And with the complex world and issues we face today, is this the message God has for us? That if we’re not good soils, we will never bear good fruit? 

What if, what if the 4 soils are not a moral comparison, but pictures of the seasons of life, journeys and paths that we may stumble on on our faith walk? What if, these are various pictures of what you might face, what you’re likely to face? 

In fact the biblical commentators are not even sure exactly which is which. Let me explain. In Matthew, Mark, Luke, the wording on each is slightly different and confusing which is the seed, the message, and the seed sown, the one who hears the message. There is confusion, which is why the reading is unclear with phrasing like, “he that was sown”, (is it the message that’s sown or the person?) or “this is he who hears the word that which was sown.” Maybe we’re not supposed to identify with one of the 4 soils, but various seeds sown in different environments. Because the gospel was never about what WE do, our merits, our efforts. So why would this story’s moral be, be better soil? No. 

And my last question is, this is the parable of the Sower. So, who is Sowing? Is it God? If so, why does this farmer not really know how to farm by scattering seeds on paths, rocky soil, or among thorns. Is this God, a really bad farmer? Here’s what I think. God is not the most efficient farmer, no, but a generous, loving, hopeful farmer, a hopelessly romantic famer, who will scatter the seeds whatever God likes, which is, everywhere. Even on the path, even to the dangerous places, even the most unlikely bad soil places. If the seed is the good news, then no matter where you are, what you are facing in life, what kind of soil you are or what rocks or thorns you may bear, God sows. And maybe part of the faith journey has seasons where things don’t always take root and grow. Maybe it’s an encouragement to us all who are not always bearing awesome fruit, showing us, that in life, there may be times we find ourselves in the busy path caught up, under a rock enduring heavy burden, among thorns bearing scars, and the parable of the sower says, even there I will sow. Sure, good soil is nice, but it might not always be the case.
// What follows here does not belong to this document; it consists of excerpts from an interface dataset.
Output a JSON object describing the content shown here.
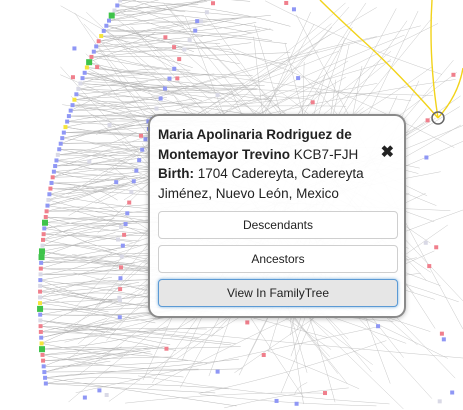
{
  "popup": {
    "name": "Maria Apolinaria Rodriguez de Montemayor Trevino",
    "id": "KCB7-FJH",
    "birth_label": "Birth:",
    "birth_value": "1704 Cadereyta, Cadereyta Jiménez, Nuevo León, Mexico",
    "close_icon": "close-icon",
    "buttons": {
      "descendants": "Descendants",
      "ancestors": "Ancestors",
      "view_in_familytree": "View In FamilyTree"
    }
  },
  "tree": {
    "link_color": "#b9b9b9",
    "highlight_link_color": "#f2d31a",
    "node_colors": {
      "male": "#8f97f5",
      "female": "#f07f8c",
      "green": "#3ec34a",
      "yellow": "#f5e53b",
      "gray": "#d9d9e6"
    }
  }
}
And Jesus gives us this parable to journey through our complicated lives with to say, I will sow in you again and again, relentlessly, foolishly, and you will bear fruit one day. Because the message of the good news is always, not what we do, but what God does, not our merits of how well we garden, but the good news is, God is the great Gardner. That is the seed I pray will be sown to you today, no matter what kind of week you’ve had or you will have, for it is God who sows, nurtures, grows, and gathers with God’s abundant grace pouring into us. May it be so. Let me pray for us. 

Generous Loving Farmer, we thank you that you are a constant source of lights, pouring upon us living water, helping us grow. Would you grow us up with resilience, even in the face of adversity in this world, that you know so well. Would you walk with us even through valley of death, parched, no bearing fruit, and reminds us that there, you don’t condemn us saying why haven’t you got fruit. Instead you love us, forgive us, have compassion toward us and move with us through the next season and the next. May we know the ever present power of your love, and walk in that love, no matter what paths we may face today and this week. Pray in Jesus Name. Amen.